This week my good friend Fr Stephen Brown from the diocese of Leeds was visiting me here in Rome. I would study in the mornings and then we would do something in the afternoon. One day we made a pilgrimage to the Basilica of Maria Maggiore - Mary Major's or the Greater St Mary's, as a friend of mine dubs it. Afterwards we went to one of my favourite churches in Rome, across the street from the Basilica - Santa Prassede. Saint Praxedes was the sister of St Pudenziana - whose story I recounted briefly in my posting of 27th February. The mosaics in Santa Prassede are wonderful - dating back to around 822 when it was put together during the reign of Pope St Paschal I. The Pope is actually shown on the mosaic with a square nimbus behind his head, rather than a round halo - a sign that he was alive when the depiction was made. I forgot to take some photographs of this but I did take some of the chapel of St Zeno. This is the ceiling inside - showing Christ in glory surrounded by four angels:
The chapel was built by Pope st Paschal for his mother, Theodora, as a mausoleum. He was a thoughtful son: she is even depicted inside the chapel and the square nimbus behind her head indicates that she was alive while her mausoleum was being prepared...
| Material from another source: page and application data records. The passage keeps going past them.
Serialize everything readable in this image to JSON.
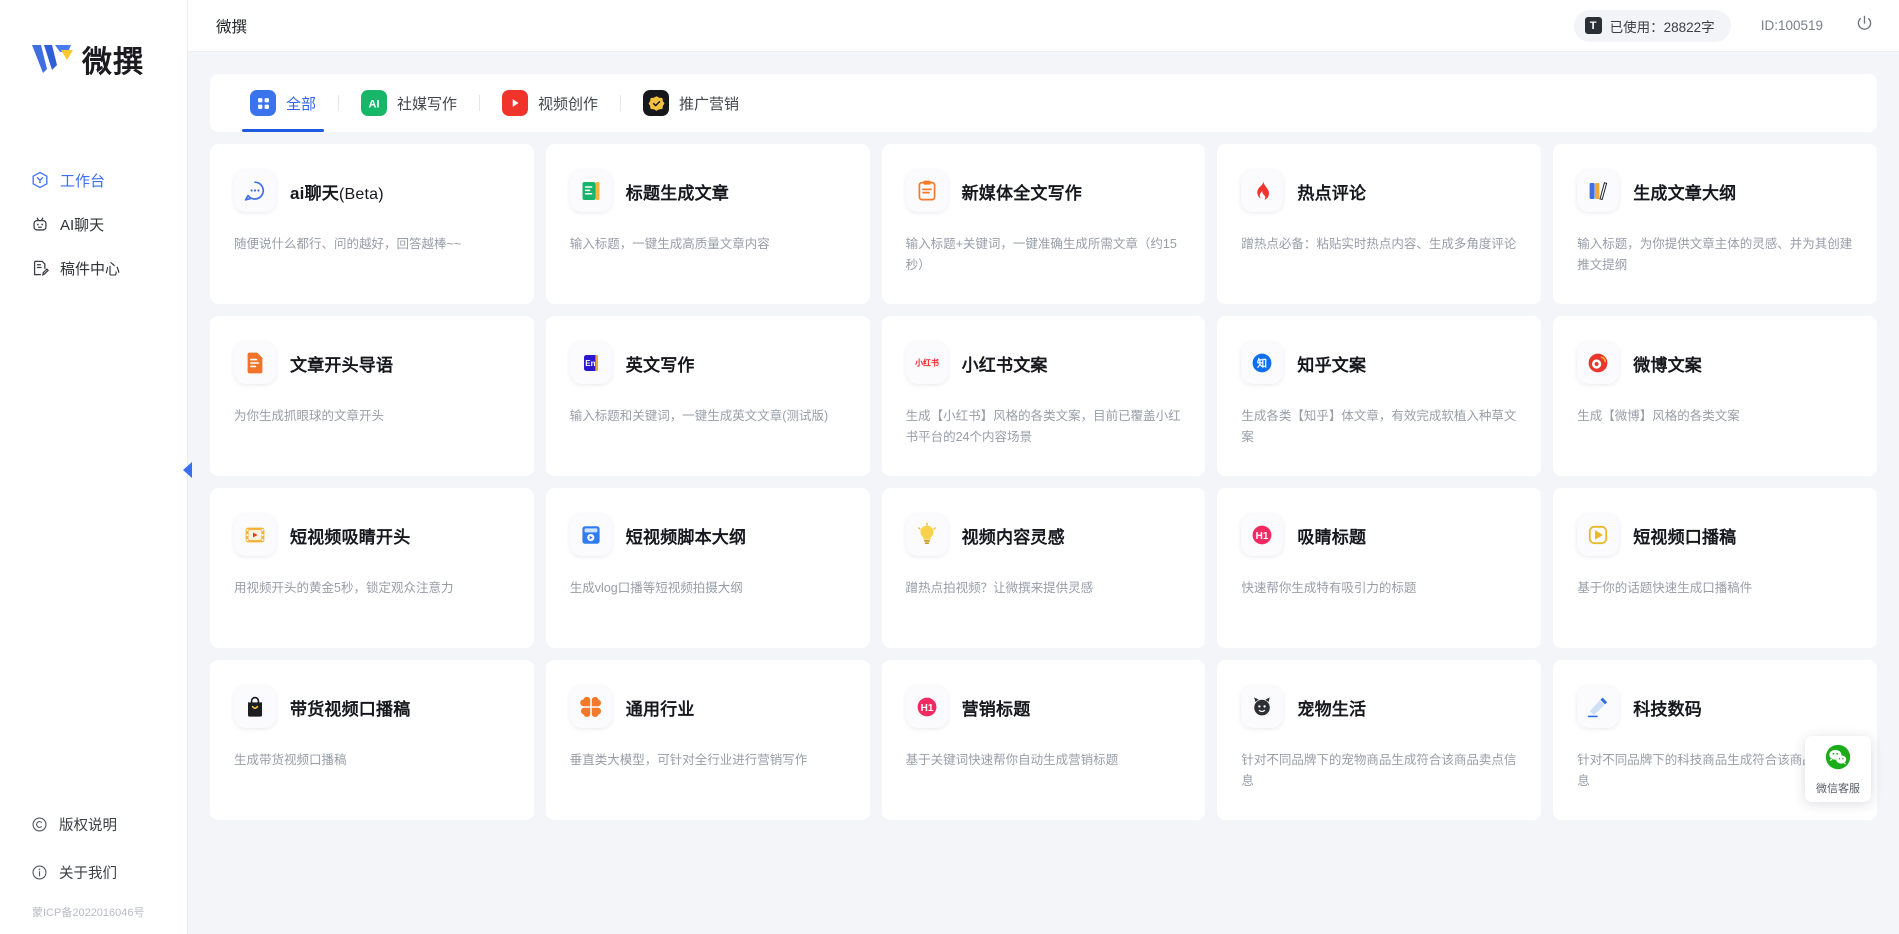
{
  "brand": {
    "name": "微撰",
    "logo_icon": "w-logo-icon"
  },
  "sidebar": {
    "items": [
      {
        "label": "工作台",
        "icon": "workbench-icon",
        "active": true
      },
      {
        "label": "AI聊天",
        "icon": "robot-icon",
        "active": false
      },
      {
        "label": "稿件中心",
        "icon": "document-edit-icon",
        "active": false
      }
    ],
    "bottom_items": [
      {
        "label": "版权说明",
        "icon": "copyright-icon"
      },
      {
        "label": "关于我们",
        "icon": "info-icon"
      }
    ],
    "icp": "蒙ICP备2022016046号",
    "collapse_icon": "collapse-left-icon"
  },
  "topbar": {
    "title": "微撰",
    "usage_label": "已使用：28822字",
    "usage_badge": "T",
    "user_id": "ID:100519",
    "power_icon": "power-icon"
  },
  "tabs": [
    {
      "label": "全部",
      "icon": "grid-icon",
      "active": true
    },
    {
      "label": "社媒写作",
      "icon": "ai-icon",
      "active": false
    },
    {
      "label": "视频创作",
      "icon": "play-icon",
      "active": false
    },
    {
      "label": "推广营销",
      "icon": "badge-check-icon",
      "active": false
    }
  ],
  "cards": [
    {
      "title": "ai聊天",
      "suffix": "(Beta)",
      "desc": "随便说什么都行、问的越好，回答越棒~~",
      "icon": "chat-bubble-icon"
    },
    {
      "title": "标题生成文章",
      "suffix": "",
      "desc": "输入标题，一键生成高质量文章内容",
      "icon": "green-note-icon"
    },
    {
      "title": "新媒体全文写作",
      "suffix": "",
      "desc": "输入标题+关键词，一键准确生成所需文章（约15秒）",
      "icon": "orange-clipboard-icon"
    },
    {
      "title": "热点评论",
      "suffix": "",
      "desc": "蹭热点必备：粘贴实时热点内容、生成多角度评论",
      "icon": "fire-icon"
    },
    {
      "title": "生成文章大纲",
      "suffix": "",
      "desc": "输入标题，为你提供文章主体的灵感、并为其创建推文提纲",
      "icon": "books-icon"
    },
    {
      "title": "文章开头导语",
      "suffix": "",
      "desc": "为你生成抓眼球的文章开头",
      "icon": "orange-doc-icon"
    },
    {
      "title": "英文写作",
      "suffix": "",
      "desc": "输入标题和关键词，一键生成英文文章(测试版)",
      "icon": "en-icon"
    },
    {
      "title": "小红书文案",
      "suffix": "",
      "desc": "生成【小红书】风格的各类文案，目前已覆盖小红书平台的24个内容场景",
      "icon": "xiaohongshu-icon"
    },
    {
      "title": "知乎文案",
      "suffix": "",
      "desc": "生成各类【知乎】体文章，有效完成软植入种草文案",
      "icon": "zhihu-icon"
    },
    {
      "title": "微博文案",
      "suffix": "",
      "desc": "生成【微博】风格的各类文案",
      "icon": "weibo-icon"
    },
    {
      "title": "短视频吸睛开头",
      "suffix": "",
      "desc": "用视频开头的黄金5秒，锁定观众注意力",
      "icon": "film-play-icon"
    },
    {
      "title": "短视频脚本大纲",
      "suffix": "",
      "desc": "生成vlog口播等短视频拍摄大纲",
      "icon": "script-icon"
    },
    {
      "title": "视频内容灵感",
      "suffix": "",
      "desc": "蹭热点拍视频？让微撰来提供灵感",
      "icon": "lightbulb-icon"
    },
    {
      "title": "吸睛标题",
      "suffix": "",
      "desc": "快速帮你生成特有吸引力的标题",
      "icon": "h1-icon"
    },
    {
      "title": "短视频口播稿",
      "suffix": "",
      "desc": "基于你的话题快速生成口播稿件",
      "icon": "yellow-play-icon"
    },
    {
      "title": "带货视频口播稿",
      "suffix": "",
      "desc": "生成带货视频口播稿",
      "icon": "bag-icon"
    },
    {
      "title": "通用行业",
      "suffix": "",
      "desc": "垂直类大模型，可针对全行业进行营销写作",
      "icon": "clover-icon"
    },
    {
      "title": "营销标题",
      "suffix": "",
      "desc": "基于关键词快速帮你自动生成营销标题",
      "icon": "h1-pink-icon"
    },
    {
      "title": "宠物生活",
      "suffix": "",
      "desc": "针对不同品牌下的宠物商品生成符合该商品卖点信息",
      "icon": "pet-icon"
    },
    {
      "title": "科技数码",
      "suffix": "",
      "desc": "针对不同品牌下的科技商品生成符合该商品卖点信息",
      "icon": "tech-icon"
    }
  ],
  "customer_service": {
    "label": "微信客服",
    "icon": "wechat-icon"
  },
  "colors": {
    "accent": "#2f64e8",
    "tab_underline": "#1f5ae0",
    "wechat_green": "#1aad19"
  }
}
Such a thoughtful boy was Paschal! The writing above and around her says, "Theodora Episcopa." This does not mean in this context "woman bishop" but "bishop's mum"! I want to clarify that for budding women priest dissenters out there.
Notice above them the Lamb of God on a small hill with four rivers flowing from Him, from the Temple, and deer drinking in life from those fountains.
Also inside the chapel, to the right of the mosaic above, is this vivid depiction of the harrowing of hell.
Christ in glory (pace Hans Urs von Balthasar) goes down to hell and leads Adam and Eve out of the infernal regions to share in His divinity. I cannot make out who the two others are depicted here - one with a halo and the other with what seems like a beard. Any ideas?